§ **Problem statement**
Find every line in the records that holds the string "icon". Copy each one.

[Entries taken from a collection]
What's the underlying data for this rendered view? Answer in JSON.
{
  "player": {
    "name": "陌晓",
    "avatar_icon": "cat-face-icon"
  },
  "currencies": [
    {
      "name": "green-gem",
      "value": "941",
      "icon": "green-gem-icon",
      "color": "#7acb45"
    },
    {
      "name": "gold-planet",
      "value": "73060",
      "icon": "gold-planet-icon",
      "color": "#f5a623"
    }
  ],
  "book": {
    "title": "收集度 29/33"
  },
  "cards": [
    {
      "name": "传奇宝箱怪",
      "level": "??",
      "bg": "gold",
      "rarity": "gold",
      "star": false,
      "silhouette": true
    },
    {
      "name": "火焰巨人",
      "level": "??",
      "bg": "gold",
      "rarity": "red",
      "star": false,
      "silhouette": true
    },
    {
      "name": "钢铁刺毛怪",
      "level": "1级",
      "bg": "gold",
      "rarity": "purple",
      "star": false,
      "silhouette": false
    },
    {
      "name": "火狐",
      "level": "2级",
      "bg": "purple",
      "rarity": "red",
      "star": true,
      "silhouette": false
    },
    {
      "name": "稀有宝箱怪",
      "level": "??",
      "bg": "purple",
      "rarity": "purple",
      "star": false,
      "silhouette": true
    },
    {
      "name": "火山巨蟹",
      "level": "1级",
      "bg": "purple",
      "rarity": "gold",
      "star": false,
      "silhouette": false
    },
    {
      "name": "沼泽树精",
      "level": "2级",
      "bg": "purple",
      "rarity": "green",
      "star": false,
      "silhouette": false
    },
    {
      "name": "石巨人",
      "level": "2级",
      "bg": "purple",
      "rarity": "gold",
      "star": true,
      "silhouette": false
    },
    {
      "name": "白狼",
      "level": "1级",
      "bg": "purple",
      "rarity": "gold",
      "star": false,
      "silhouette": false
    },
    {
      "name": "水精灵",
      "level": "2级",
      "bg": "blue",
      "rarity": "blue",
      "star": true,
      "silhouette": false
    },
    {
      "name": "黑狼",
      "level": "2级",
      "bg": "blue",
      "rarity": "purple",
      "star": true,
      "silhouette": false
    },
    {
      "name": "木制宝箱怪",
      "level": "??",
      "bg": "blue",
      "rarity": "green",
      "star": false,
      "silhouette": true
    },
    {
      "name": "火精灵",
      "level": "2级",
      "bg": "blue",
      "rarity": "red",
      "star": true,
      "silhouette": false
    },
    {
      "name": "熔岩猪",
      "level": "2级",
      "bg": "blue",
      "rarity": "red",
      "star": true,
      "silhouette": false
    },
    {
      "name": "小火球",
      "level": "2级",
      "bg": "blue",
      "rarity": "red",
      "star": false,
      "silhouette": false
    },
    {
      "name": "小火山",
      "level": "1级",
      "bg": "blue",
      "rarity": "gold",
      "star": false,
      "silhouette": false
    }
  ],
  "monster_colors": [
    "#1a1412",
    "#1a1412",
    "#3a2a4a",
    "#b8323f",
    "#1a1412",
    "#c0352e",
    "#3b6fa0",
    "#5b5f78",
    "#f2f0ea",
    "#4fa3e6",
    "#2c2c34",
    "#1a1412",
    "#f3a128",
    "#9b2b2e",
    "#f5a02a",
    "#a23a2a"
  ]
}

§ **Result**
    "avatar_icon": "cat-face-icon"
      "icon": "green-gem-icon",
      "icon": "gold-planet-icon",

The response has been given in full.